[Dataset records — start]

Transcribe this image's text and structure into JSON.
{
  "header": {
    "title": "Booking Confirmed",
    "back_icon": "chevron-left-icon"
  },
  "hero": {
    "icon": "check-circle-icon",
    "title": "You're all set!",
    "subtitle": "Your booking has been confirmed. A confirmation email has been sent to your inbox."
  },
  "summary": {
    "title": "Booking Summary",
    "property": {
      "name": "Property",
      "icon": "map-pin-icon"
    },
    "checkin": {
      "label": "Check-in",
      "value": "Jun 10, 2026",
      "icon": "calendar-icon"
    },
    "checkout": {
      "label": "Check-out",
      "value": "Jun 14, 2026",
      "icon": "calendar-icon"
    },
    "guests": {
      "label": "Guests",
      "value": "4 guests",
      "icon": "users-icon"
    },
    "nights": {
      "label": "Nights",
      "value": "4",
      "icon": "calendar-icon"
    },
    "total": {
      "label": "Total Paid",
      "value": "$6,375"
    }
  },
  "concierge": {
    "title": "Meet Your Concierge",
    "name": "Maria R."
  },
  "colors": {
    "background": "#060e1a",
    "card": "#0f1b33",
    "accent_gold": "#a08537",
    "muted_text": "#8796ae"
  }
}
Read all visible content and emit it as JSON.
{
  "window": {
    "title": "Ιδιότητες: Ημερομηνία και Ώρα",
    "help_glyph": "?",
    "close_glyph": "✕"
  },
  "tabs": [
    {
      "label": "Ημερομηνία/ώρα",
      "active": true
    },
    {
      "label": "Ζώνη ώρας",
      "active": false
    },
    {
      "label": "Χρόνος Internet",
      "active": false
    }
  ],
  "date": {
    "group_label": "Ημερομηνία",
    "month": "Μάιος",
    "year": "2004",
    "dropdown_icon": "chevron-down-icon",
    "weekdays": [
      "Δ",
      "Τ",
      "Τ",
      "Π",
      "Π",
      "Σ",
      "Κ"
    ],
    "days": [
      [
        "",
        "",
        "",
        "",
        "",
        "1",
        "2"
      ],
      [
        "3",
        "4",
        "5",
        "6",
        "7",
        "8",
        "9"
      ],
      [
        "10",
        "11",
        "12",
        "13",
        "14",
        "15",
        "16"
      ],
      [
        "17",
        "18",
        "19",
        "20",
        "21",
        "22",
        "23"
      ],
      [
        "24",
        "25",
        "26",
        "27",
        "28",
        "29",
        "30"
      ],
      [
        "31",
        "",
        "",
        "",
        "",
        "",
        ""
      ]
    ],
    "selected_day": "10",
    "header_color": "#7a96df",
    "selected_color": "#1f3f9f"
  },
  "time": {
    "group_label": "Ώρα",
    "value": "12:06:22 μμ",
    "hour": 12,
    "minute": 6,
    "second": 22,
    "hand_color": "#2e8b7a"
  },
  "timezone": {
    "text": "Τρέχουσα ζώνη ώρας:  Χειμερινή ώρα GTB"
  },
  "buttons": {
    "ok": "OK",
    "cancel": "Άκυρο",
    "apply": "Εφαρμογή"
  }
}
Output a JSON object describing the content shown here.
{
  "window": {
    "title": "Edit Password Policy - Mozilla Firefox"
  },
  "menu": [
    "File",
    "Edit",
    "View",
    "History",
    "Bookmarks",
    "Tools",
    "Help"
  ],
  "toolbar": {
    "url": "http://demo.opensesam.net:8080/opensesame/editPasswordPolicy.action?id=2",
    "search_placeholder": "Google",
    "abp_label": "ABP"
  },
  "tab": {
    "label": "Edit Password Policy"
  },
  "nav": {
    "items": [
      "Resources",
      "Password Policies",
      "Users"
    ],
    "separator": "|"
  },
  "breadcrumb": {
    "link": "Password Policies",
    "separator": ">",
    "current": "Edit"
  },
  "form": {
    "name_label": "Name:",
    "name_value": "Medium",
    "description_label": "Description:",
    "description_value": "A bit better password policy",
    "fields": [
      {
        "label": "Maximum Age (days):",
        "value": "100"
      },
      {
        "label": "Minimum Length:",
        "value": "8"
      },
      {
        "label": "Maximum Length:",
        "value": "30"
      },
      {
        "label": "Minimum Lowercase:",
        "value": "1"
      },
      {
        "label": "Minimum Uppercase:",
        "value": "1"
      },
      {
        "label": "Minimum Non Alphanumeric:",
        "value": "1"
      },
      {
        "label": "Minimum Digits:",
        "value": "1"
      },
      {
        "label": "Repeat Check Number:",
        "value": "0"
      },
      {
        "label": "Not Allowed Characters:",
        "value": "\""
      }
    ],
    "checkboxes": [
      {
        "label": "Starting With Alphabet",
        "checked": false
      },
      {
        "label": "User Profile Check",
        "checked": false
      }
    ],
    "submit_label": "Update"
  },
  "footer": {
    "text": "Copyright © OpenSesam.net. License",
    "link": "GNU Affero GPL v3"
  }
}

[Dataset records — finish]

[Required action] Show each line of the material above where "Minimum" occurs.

[Expected output]
        "label": "Minimum Length:",
        "label": "Minimum Lowercase:",
        "label": "Minimum Uppercase:",
        "label": "Minimum Non Alphanumeric:",
        "label": "Minimum Digits:",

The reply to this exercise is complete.